:: YOUR ASSIGNMENT ::
Whenever the word "data" turns up in a line below, that line should be copied.

GIVEN RECORDS START

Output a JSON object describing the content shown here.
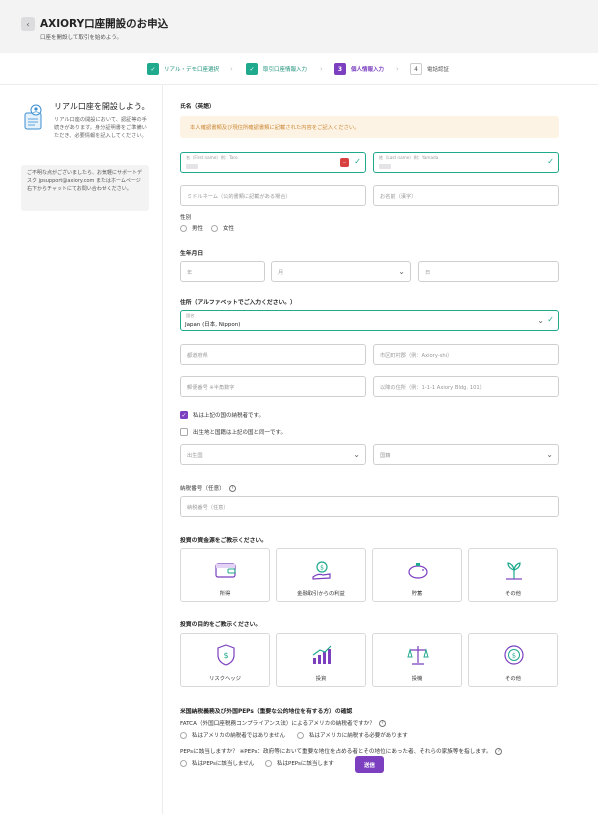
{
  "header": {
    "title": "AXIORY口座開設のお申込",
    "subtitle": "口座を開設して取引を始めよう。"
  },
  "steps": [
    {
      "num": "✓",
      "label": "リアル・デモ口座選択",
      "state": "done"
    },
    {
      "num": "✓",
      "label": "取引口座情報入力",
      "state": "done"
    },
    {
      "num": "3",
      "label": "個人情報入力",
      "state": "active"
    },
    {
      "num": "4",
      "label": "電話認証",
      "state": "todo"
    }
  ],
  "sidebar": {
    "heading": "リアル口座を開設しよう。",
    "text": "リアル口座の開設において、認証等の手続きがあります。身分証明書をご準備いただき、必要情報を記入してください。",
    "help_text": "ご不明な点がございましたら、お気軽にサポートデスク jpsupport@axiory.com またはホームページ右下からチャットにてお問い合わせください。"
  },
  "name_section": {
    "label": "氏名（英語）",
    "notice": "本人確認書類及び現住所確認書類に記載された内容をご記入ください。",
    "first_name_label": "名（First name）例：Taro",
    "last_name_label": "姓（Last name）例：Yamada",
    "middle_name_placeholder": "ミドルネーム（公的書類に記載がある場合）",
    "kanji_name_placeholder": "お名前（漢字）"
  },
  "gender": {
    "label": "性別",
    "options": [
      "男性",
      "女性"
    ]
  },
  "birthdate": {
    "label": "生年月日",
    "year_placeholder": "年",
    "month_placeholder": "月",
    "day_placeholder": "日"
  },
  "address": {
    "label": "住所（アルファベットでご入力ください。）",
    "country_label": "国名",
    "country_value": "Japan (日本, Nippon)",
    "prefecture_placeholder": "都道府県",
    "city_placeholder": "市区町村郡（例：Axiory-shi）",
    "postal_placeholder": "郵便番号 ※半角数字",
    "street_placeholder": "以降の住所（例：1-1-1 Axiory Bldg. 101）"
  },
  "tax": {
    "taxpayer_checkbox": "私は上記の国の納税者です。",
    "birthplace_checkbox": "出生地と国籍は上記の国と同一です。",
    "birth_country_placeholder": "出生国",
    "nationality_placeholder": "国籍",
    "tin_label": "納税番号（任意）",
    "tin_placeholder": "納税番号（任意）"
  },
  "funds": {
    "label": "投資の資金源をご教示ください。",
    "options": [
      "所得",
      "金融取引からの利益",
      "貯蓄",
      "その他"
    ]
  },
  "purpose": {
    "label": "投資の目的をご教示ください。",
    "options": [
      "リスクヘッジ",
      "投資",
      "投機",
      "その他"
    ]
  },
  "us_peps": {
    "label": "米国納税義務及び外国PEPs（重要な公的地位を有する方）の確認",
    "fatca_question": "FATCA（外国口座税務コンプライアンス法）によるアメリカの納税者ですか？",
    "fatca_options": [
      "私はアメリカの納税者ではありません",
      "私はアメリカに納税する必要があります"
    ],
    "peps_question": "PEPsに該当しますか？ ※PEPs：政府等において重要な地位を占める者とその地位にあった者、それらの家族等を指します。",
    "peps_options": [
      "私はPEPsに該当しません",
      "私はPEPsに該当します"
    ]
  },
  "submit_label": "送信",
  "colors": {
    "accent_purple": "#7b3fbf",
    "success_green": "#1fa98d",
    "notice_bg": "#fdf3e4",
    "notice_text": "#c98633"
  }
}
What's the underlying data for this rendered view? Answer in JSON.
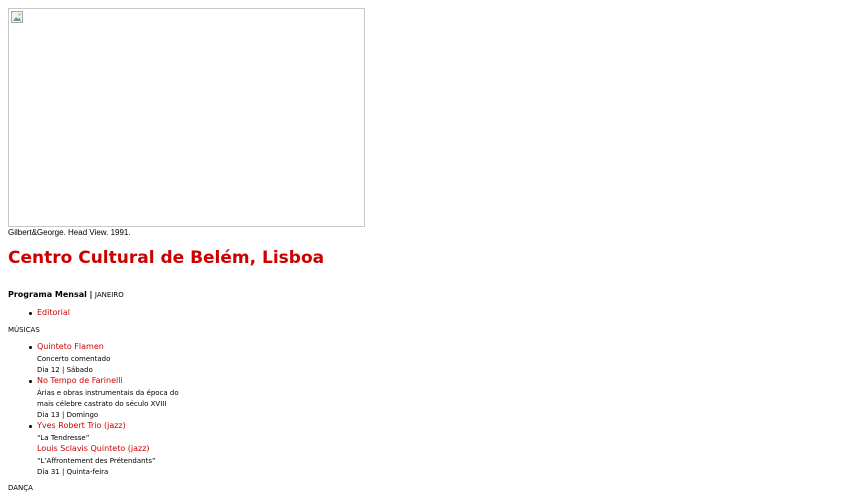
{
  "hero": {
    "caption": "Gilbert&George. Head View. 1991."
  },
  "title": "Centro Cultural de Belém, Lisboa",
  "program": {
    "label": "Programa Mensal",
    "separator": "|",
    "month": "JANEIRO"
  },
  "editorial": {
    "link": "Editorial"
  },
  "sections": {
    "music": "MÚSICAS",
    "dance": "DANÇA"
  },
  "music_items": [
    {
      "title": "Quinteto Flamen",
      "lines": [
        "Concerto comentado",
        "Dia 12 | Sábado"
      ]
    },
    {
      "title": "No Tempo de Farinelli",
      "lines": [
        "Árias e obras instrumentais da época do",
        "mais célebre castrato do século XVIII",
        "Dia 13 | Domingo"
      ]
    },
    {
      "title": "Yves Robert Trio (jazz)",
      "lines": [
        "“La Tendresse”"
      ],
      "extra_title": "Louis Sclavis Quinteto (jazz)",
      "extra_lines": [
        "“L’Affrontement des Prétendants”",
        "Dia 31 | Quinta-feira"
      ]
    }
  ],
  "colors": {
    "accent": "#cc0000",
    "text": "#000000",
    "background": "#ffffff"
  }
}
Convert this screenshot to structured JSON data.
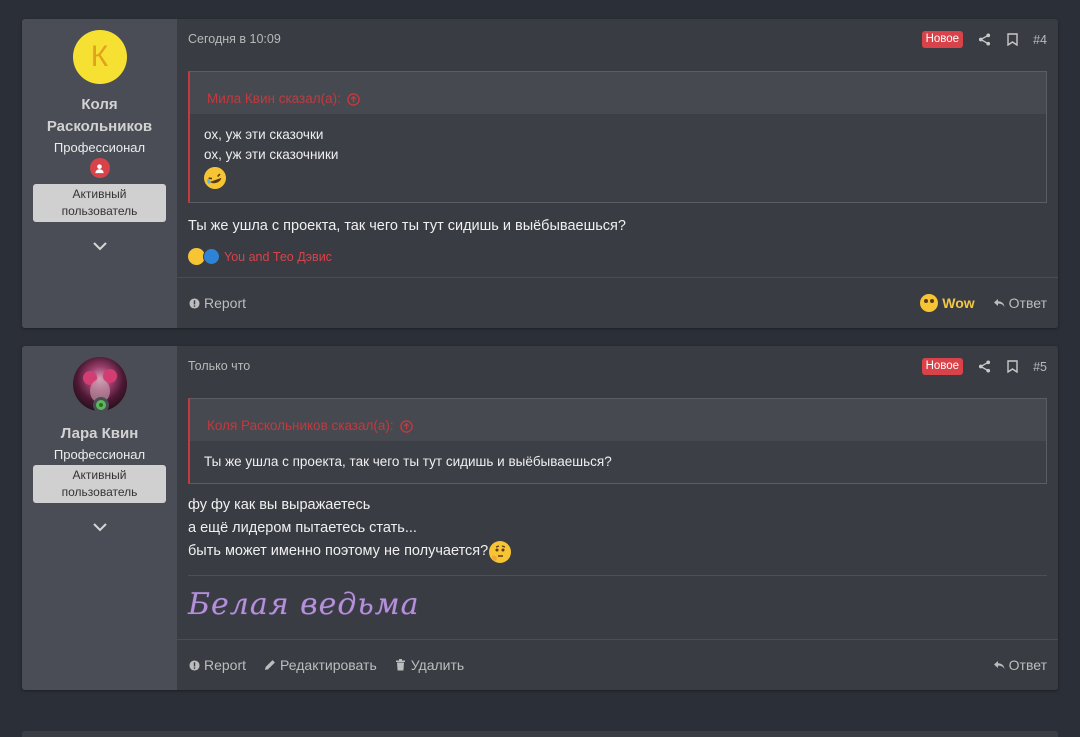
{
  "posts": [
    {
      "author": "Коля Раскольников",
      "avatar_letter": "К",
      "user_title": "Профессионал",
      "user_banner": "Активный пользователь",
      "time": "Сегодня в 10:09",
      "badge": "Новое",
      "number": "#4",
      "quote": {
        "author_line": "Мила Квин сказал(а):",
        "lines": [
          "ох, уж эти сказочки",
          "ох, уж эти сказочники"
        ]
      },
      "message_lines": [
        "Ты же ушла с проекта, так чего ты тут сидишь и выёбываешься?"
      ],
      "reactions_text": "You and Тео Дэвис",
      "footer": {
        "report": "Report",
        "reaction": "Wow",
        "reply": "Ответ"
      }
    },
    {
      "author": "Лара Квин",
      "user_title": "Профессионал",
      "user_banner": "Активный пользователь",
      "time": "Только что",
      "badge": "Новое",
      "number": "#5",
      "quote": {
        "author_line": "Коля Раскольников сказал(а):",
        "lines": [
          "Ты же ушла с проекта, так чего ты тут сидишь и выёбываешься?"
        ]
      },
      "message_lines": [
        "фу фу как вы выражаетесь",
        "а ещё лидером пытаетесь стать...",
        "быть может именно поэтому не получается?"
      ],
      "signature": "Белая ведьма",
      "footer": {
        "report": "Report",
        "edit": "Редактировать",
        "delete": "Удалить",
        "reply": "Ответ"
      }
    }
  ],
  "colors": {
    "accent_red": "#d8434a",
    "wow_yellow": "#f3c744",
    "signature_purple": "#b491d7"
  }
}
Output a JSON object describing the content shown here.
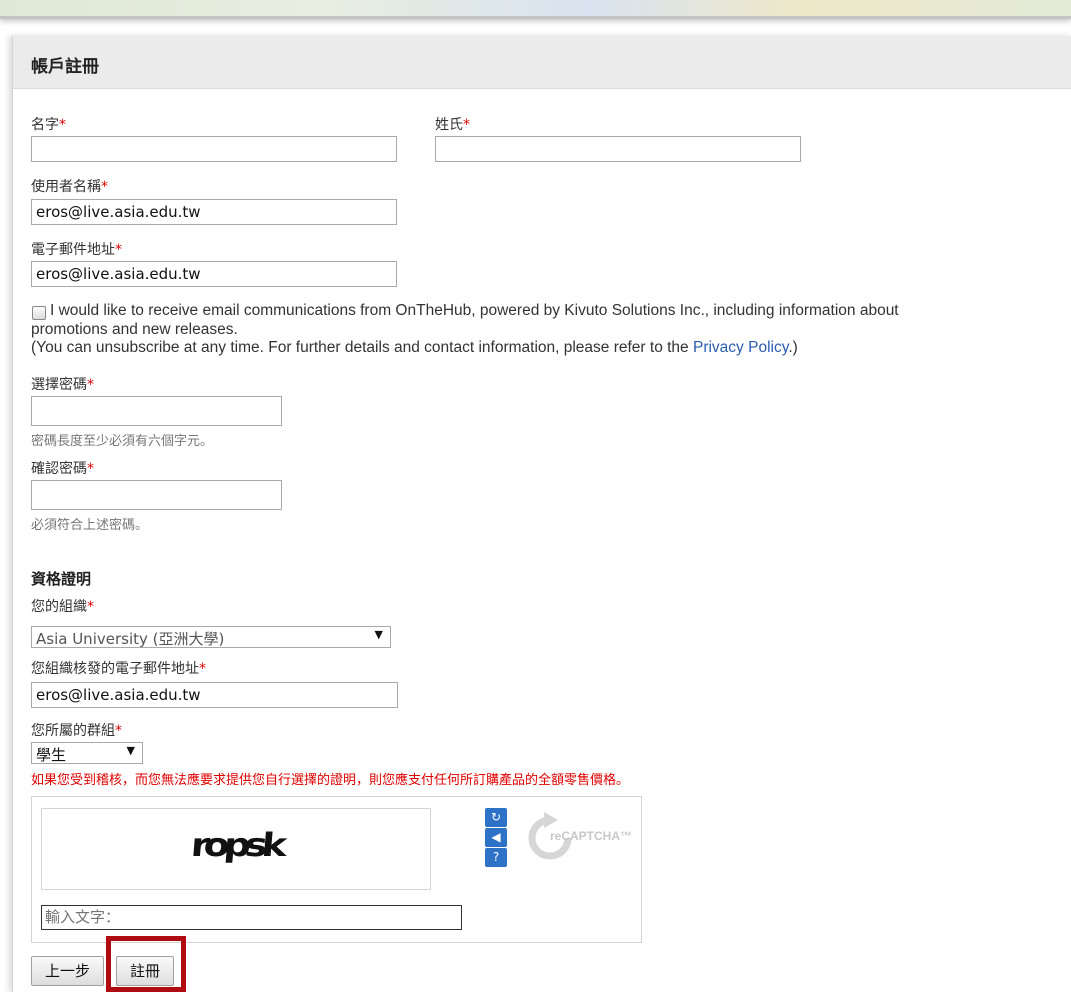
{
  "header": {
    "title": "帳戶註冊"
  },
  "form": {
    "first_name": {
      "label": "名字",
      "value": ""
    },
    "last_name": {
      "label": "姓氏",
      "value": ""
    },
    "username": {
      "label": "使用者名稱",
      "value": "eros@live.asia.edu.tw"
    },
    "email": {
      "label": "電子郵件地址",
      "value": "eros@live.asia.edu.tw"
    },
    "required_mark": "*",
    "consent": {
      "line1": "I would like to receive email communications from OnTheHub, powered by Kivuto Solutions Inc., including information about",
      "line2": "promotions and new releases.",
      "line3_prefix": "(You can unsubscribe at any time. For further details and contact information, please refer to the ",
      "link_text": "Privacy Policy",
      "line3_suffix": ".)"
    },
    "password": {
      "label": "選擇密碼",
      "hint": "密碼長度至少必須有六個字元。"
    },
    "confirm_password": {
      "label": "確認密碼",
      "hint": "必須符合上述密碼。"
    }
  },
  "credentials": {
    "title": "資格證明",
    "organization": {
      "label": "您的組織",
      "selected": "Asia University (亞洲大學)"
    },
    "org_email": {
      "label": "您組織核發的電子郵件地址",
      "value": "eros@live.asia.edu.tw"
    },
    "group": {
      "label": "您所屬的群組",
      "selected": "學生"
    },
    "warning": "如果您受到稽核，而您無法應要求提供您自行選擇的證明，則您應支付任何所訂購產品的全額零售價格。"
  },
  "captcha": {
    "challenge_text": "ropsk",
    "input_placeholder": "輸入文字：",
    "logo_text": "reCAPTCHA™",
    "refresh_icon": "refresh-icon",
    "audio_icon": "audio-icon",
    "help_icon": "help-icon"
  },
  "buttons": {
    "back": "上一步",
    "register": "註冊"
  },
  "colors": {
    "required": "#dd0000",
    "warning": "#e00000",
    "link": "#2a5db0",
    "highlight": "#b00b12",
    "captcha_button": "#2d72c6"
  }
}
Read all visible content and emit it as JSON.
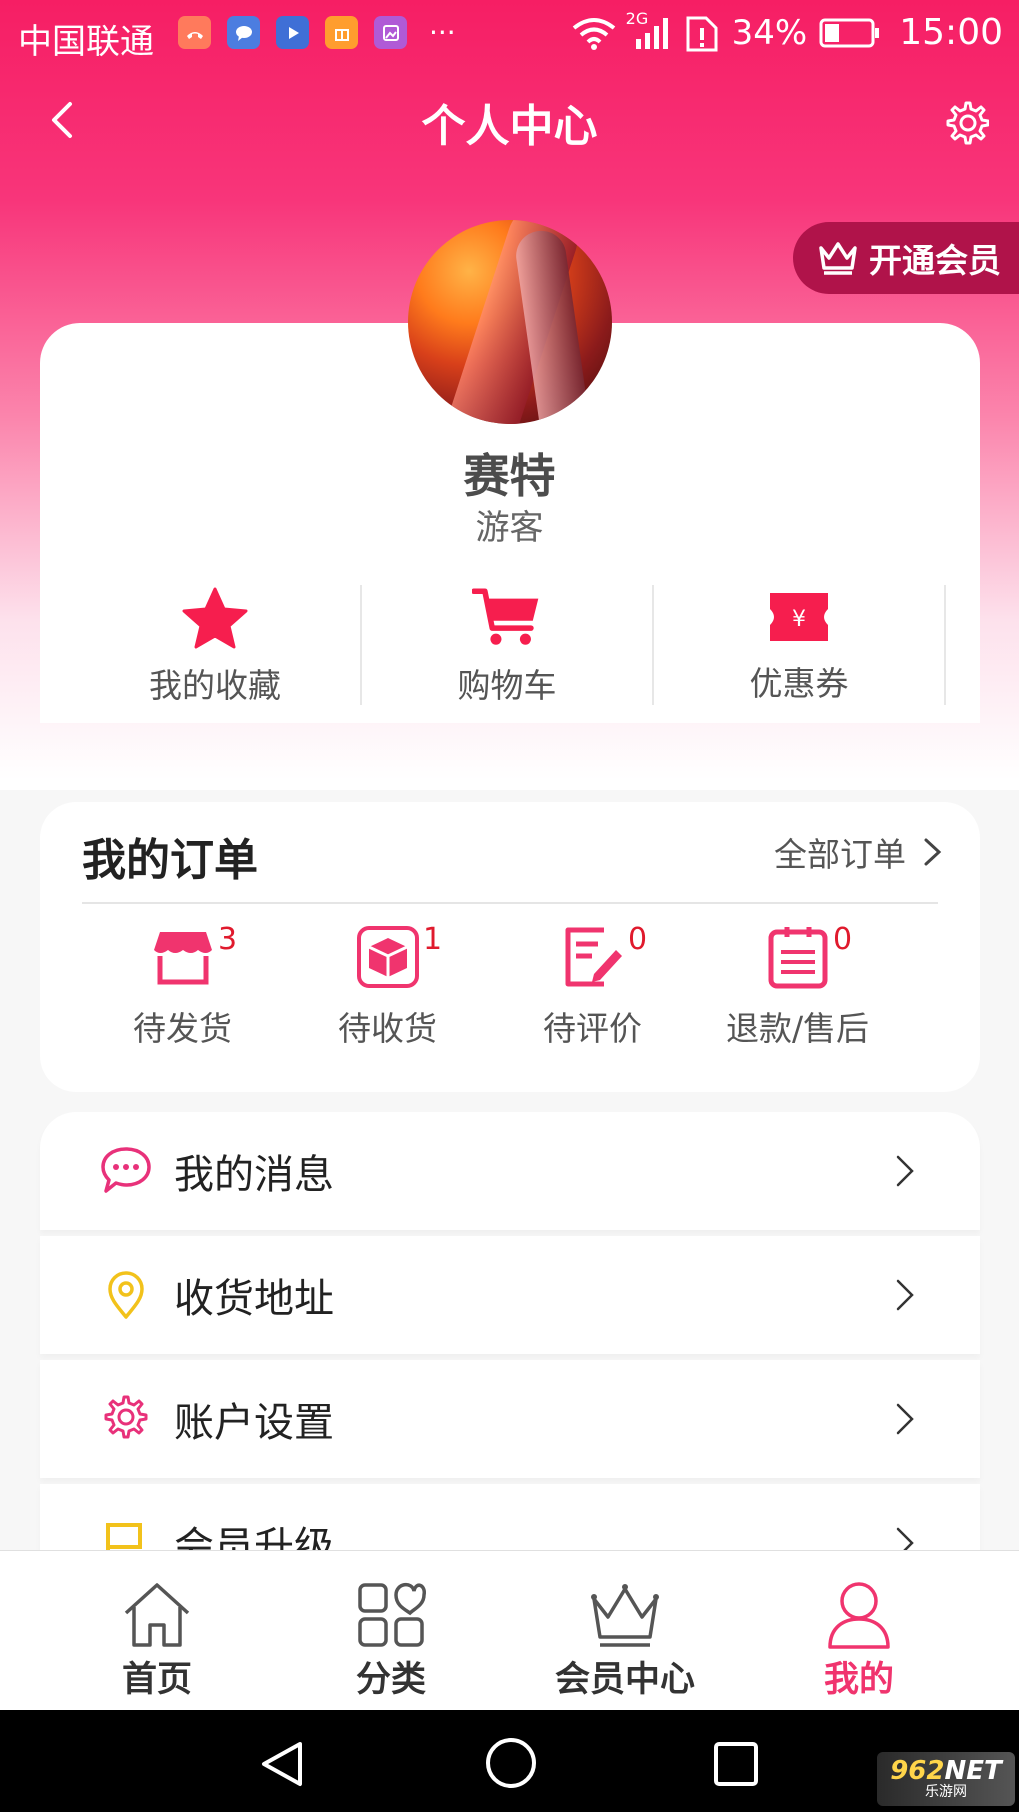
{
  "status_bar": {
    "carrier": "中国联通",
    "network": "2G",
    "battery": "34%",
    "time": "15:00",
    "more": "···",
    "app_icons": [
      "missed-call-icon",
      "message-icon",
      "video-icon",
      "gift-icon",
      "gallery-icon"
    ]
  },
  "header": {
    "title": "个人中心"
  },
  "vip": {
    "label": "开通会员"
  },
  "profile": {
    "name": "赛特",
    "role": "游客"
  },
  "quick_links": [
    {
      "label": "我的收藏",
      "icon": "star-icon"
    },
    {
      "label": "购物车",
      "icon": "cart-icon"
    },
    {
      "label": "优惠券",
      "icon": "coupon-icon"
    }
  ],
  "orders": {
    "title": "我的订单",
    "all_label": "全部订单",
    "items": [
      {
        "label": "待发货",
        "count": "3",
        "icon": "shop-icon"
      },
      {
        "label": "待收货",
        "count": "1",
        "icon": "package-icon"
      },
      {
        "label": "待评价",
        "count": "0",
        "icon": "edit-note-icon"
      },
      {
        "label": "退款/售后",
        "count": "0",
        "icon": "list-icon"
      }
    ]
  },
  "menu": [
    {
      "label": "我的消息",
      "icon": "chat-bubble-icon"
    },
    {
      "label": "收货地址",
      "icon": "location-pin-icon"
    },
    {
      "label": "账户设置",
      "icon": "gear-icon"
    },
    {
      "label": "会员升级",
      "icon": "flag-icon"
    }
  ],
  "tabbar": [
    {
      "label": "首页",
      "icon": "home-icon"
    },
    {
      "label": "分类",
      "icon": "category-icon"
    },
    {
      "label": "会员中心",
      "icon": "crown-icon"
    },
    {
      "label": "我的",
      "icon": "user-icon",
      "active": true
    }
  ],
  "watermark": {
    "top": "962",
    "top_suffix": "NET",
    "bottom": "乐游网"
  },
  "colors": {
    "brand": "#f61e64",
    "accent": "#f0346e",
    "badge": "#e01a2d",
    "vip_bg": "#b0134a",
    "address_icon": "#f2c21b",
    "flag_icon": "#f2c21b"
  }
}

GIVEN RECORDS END

:: WRITTEN ANSWER ::
What's the underlying data for this rendered view? Answer in JSON.
Convert this screenshot to structured JSON data.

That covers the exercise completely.